Place Matters: Spatial Tools for Assessing the Socioeconomic Implications of Marine Resource Management Measures on the Pacific Coast of the United States

Astrid J. Scholz, Mike Mertens, Debra Sohm, Charles Steinback, and Marlene Bellman
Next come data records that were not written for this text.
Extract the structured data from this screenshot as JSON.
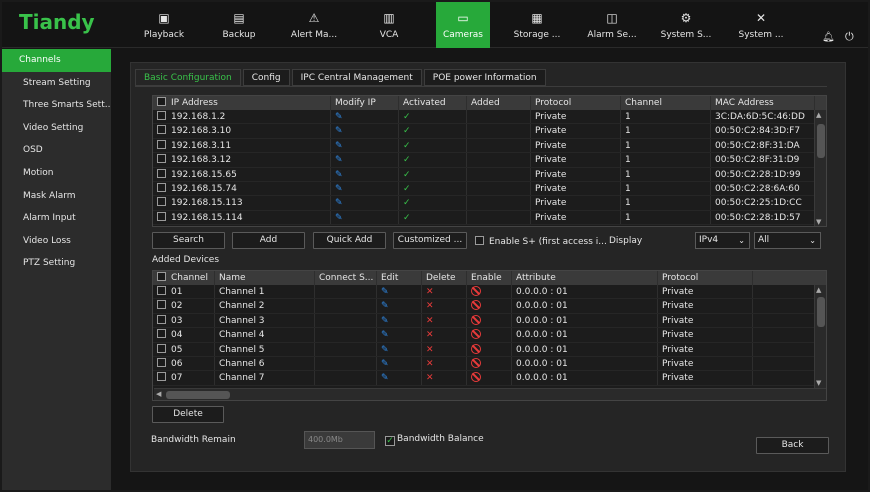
{
  "app": {
    "logo": "Tiandy"
  },
  "nav": [
    {
      "label": "Playback",
      "icon": "playback-icon",
      "glyph": "▣"
    },
    {
      "label": "Backup",
      "icon": "backup-icon",
      "glyph": "▤"
    },
    {
      "label": "Alert Ma...",
      "icon": "alert-icon",
      "glyph": "⚠"
    },
    {
      "label": "VCA",
      "icon": "vca-icon",
      "glyph": "▥"
    },
    {
      "label": "Cameras",
      "icon": "camera-icon",
      "glyph": "▭"
    },
    {
      "label": "Storage ...",
      "icon": "storage-icon",
      "glyph": "▦"
    },
    {
      "label": "Alarm Se...",
      "icon": "alarm-icon",
      "glyph": "◫"
    },
    {
      "label": "System S...",
      "icon": "system-settings-icon",
      "glyph": "⚙"
    },
    {
      "label": "System ...",
      "icon": "system-tools-icon",
      "glyph": "✕"
    }
  ],
  "nav_active": "Cameras",
  "sidebar": [
    {
      "label": "Channels"
    },
    {
      "label": "Stream Setting"
    },
    {
      "label": "Three Smarts Sett..."
    },
    {
      "label": "Video Setting"
    },
    {
      "label": "OSD"
    },
    {
      "label": "Motion"
    },
    {
      "label": "Mask Alarm"
    },
    {
      "label": "Alarm Input"
    },
    {
      "label": "Video Loss"
    },
    {
      "label": "PTZ Setting"
    }
  ],
  "tabs": [
    {
      "label": "Basic Configuration"
    },
    {
      "label": "Config"
    },
    {
      "label": "IPC Central Management"
    },
    {
      "label": "POE power Information"
    }
  ],
  "search_table": {
    "headers": [
      "IP Address",
      "Modify IP",
      "Activated",
      "Added",
      "Protocol",
      "Channel",
      "MAC Address"
    ],
    "rows": [
      {
        "ip": "192.168.1.2",
        "protocol": "Private",
        "channel": "1",
        "mac": "3C:DA:6D:5C:46:DD"
      },
      {
        "ip": "192.168.3.10",
        "protocol": "Private",
        "channel": "1",
        "mac": "00:50:C2:84:3D:F7"
      },
      {
        "ip": "192.168.3.11",
        "protocol": "Private",
        "channel": "1",
        "mac": "00:50:C2:8F:31:DA"
      },
      {
        "ip": "192.168.3.12",
        "protocol": "Private",
        "channel": "1",
        "mac": "00:50:C2:8F:31:D9"
      },
      {
        "ip": "192.168.15.65",
        "protocol": "Private",
        "channel": "1",
        "mac": "00:50:C2:28:1D:99"
      },
      {
        "ip": "192.168.15.74",
        "protocol": "Private",
        "channel": "1",
        "mac": "00:50:C2:28:6A:60"
      },
      {
        "ip": "192.168.15.113",
        "protocol": "Private",
        "channel": "1",
        "mac": "00:50:C2:25:1D:CC"
      },
      {
        "ip": "192.168.15.114",
        "protocol": "Private",
        "channel": "1",
        "mac": "00:50:C2:28:1D:57"
      }
    ]
  },
  "buttons": {
    "search": "Search",
    "add": "Add",
    "quick_add": "Quick Add",
    "customized": "Customized ...",
    "delete": "Delete",
    "back": "Back"
  },
  "enable_splus": "Enable S+ (first access i...",
  "display_label": "Display",
  "display_select": "IPv4",
  "filter_select": "All",
  "added_title": "Added Devices",
  "added_table": {
    "headers": [
      "Channel",
      "Name",
      "Connect S...",
      "Edit",
      "Delete",
      "Enable",
      "Attribute",
      "Protocol"
    ],
    "rows": [
      {
        "ch": "01",
        "name": "Channel 1",
        "attr": "0.0.0.0 : 01",
        "protocol": "Private"
      },
      {
        "ch": "02",
        "name": "Channel 2",
        "attr": "0.0.0.0 : 01",
        "protocol": "Private"
      },
      {
        "ch": "03",
        "name": "Channel 3",
        "attr": "0.0.0.0 : 01",
        "protocol": "Private"
      },
      {
        "ch": "04",
        "name": "Channel 4",
        "attr": "0.0.0.0 : 01",
        "protocol": "Private"
      },
      {
        "ch": "05",
        "name": "Channel 5",
        "attr": "0.0.0.0 : 01",
        "protocol": "Private"
      },
      {
        "ch": "06",
        "name": "Channel 6",
        "attr": "0.0.0.0 : 01",
        "protocol": "Private"
      },
      {
        "ch": "07",
        "name": "Channel 7",
        "attr": "0.0.0.0 : 01",
        "protocol": "Private"
      }
    ]
  },
  "bandwidth": {
    "label": "Bandwidth Remain",
    "value": "400.0Mb",
    "balance_label": "Bandwidth Balance",
    "balance_checked": true
  },
  "colors": {
    "accent": "#27a93a",
    "edit": "#2f8ae8",
    "danger": "#e83a3a"
  }
}
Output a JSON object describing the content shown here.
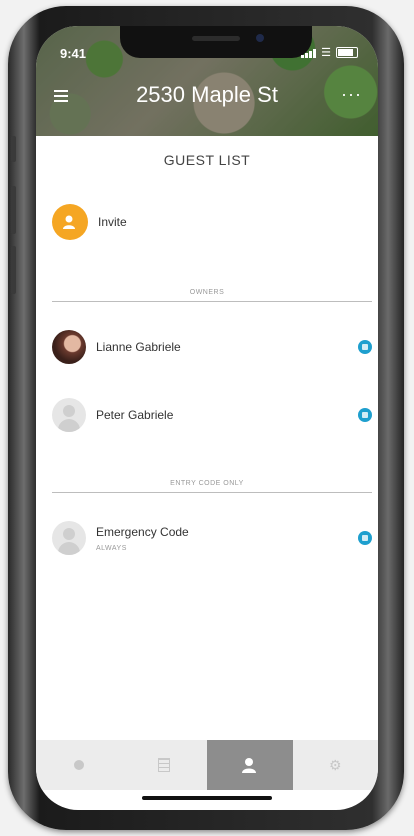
{
  "status_bar": {
    "time": "9:41"
  },
  "header": {
    "title": "2530 Maple St"
  },
  "section": {
    "title": "GUEST LIST"
  },
  "invite": {
    "label": "Invite"
  },
  "owners": {
    "heading": "OWNERS",
    "people": [
      {
        "name": "Lianne Gabriele"
      },
      {
        "name": "Peter Gabriele"
      }
    ]
  },
  "entry_code": {
    "heading": "ENTRY CODE ONLY",
    "people": [
      {
        "name": "Emergency Code",
        "schedule": "ALWAYS"
      }
    ]
  },
  "tabs": [
    {
      "icon": "circle-dot-icon"
    },
    {
      "icon": "grid-icon"
    },
    {
      "icon": "person-icon",
      "active": true
    },
    {
      "icon": "gear-icon"
    }
  ],
  "colors": {
    "accent": "#f5a623",
    "status": "#1e9fce",
    "active_tab": "#8d8d8d"
  }
}
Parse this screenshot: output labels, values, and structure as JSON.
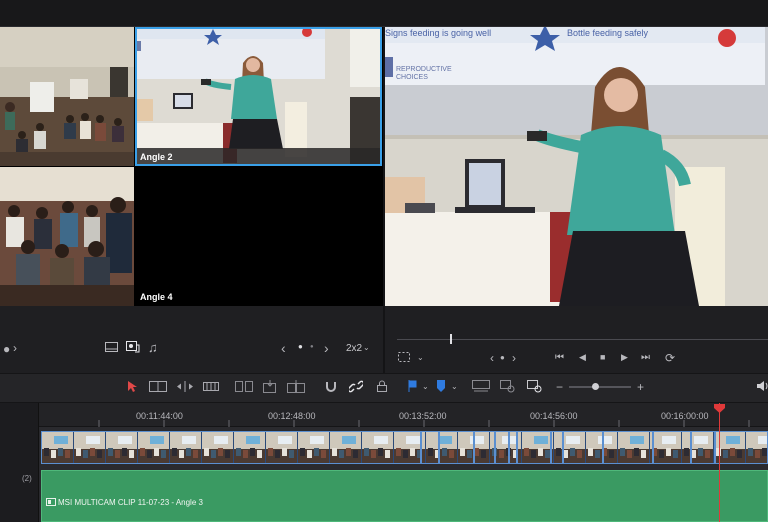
{
  "multicam": {
    "angles": [
      {
        "label": ""
      },
      {
        "label": "Angle 2"
      },
      {
        "label": ""
      },
      {
        "label": "Angle 4"
      }
    ],
    "selected": "Angle 2"
  },
  "program_viewer": {
    "slide_text_left": "Signs feeding is going well",
    "slide_text_right": "Bottle feeding safely",
    "slide_logo_line1": "REPRODUCTIVE",
    "slide_logo_line2": "CHOICES"
  },
  "multicam_controls": {
    "grid_label": "2x2"
  },
  "timeline": {
    "timecodes": [
      "00:11:44:00",
      "00:12:48:00",
      "00:13:52:00",
      "00:14:56:00",
      "00:16:00:00"
    ],
    "audio_track_number": "(2)",
    "audio_clip_label": "MSI MULTICAM CLIP 11-07-23 - Angle 3"
  },
  "colors": {
    "selection": "#3aa0e8",
    "playhead": "#e0393a",
    "audio_clip": "#3a9a62",
    "video_clip": "#2b4a78",
    "pointer_tool": "#e04848",
    "flag": "#2f7be0"
  },
  "icons": {
    "left_controls": [
      "viewer-icon",
      "clip-icon",
      "audio-icon",
      "chevron-left-icon",
      "page-dots",
      "chevron-right-icon",
      "chevron-down-icon"
    ],
    "right_controls": [
      "safe-area-icon",
      "jog-icon",
      "go-to-start-icon",
      "previous-frame-icon",
      "stop-icon",
      "play-icon",
      "go-to-end-icon",
      "loop-icon"
    ],
    "toolbar": [
      "pointer-icon",
      "trim-icon",
      "dynamic-trim-icon",
      "blade-icon",
      "insert-icon",
      "overwrite-icon",
      "replace-icon",
      "snapping-icon",
      "linked-selection-icon",
      "lock-icon",
      "flag-icon",
      "marker-icon",
      "zoom-full-icon",
      "zoom-detail-icon",
      "zoom-custom-icon",
      "zoom-out-icon",
      "zoom-in-icon",
      "volume-icon"
    ]
  }
}
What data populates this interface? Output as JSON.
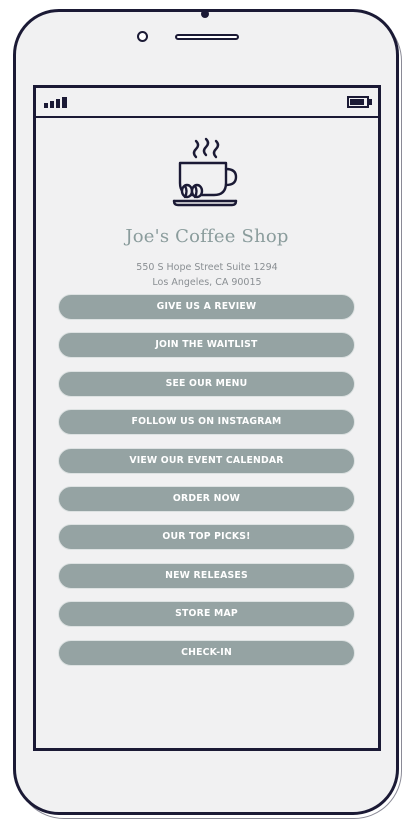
{
  "shop": {
    "name": "Joe's Coffee Shop",
    "address_line1": "550 S Hope Street Suite 1294",
    "address_line2": "Los Angeles, CA 90015"
  },
  "buttons": [
    "GIVE US A REVIEW",
    "JOIN THE WAITLIST",
    "SEE OUR MENU",
    "FOLLOW US ON INSTAGRAM",
    "VIEW OUR EVENT CALENDAR",
    "ORDER NOW",
    "OUR TOP PICKS!",
    "NEW RELEASES",
    "STORE MAP",
    "CHECK-IN"
  ],
  "colors": {
    "button": "#95a3a3",
    "title": "#8a9c9c",
    "outline": "#1b1a35"
  },
  "icons": {
    "logo": "coffee-cup-icon",
    "status_signal": "signal-icon",
    "status_battery": "battery-icon"
  }
}
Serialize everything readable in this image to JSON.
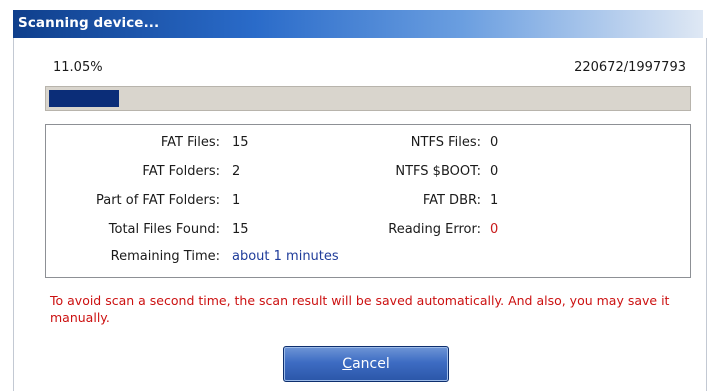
{
  "window": {
    "title": "Scanning device..."
  },
  "progress": {
    "percent_text": "11.05%",
    "count_text": "220672/1997793",
    "fraction": 0.1105
  },
  "stats_left": [
    {
      "label": "FAT Files:",
      "value": "15"
    },
    {
      "label": "FAT Folders:",
      "value": "2"
    },
    {
      "label": "Part of FAT Folders:",
      "value": "1"
    },
    {
      "label": "Total Files Found:",
      "value": "15"
    },
    {
      "label": "Remaining Time:",
      "value": "about 1 minutes"
    }
  ],
  "stats_right": [
    {
      "label": "NTFS Files:",
      "value": "0"
    },
    {
      "label": "NTFS $BOOT:",
      "value": "0"
    },
    {
      "label": "FAT DBR:",
      "value": "1"
    },
    {
      "label": "Reading Error:",
      "value": "0"
    }
  ],
  "note": "To avoid scan a second time, the scan result will be saved automatically. And also, you may save it manually.",
  "buttons": {
    "cancel_first": "C",
    "cancel_rest": "ancel"
  },
  "colors": {
    "title_bar": "#0f3f8c",
    "progress_fill": "#0b2d78",
    "error_red": "#c81a1a",
    "link_blue": "#1f3c9a"
  }
}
Abstract. Fishery management measures, such as the reduction of excess fishing capacity, and conservation measures, such as networks of marine protected areas, have considerable socioeconomic impacts. Users of marine resources—commercial and recreational fishermen, boaters, divers, and others—experience direct and indirect costs and benefits from such measures, notably foregone earnings and changing economic opportunities. In this paper, we present results and tools from a 2- year project to build an integrated, spatially explicit analytical framework for assessing management options such as fleet reductions and area closures on the West Coast of the United States, using the groundfish fleet as an example. After developing an extensive relational database comprising fisherydependent, ecological, and socioeconomic data, we built a regional geographic information system (GIS) and assessed the relative impacts of five management scenarios. The results are spatially explicit and specific to particular communities, gear groups, fishing fleets, and ecological habitats, thus allowing decision makers to consider a range of issues that present themselves in management situations. The GIS makes for an intuitive interface that allows for participatory and consensusoriented approaches to fishery management.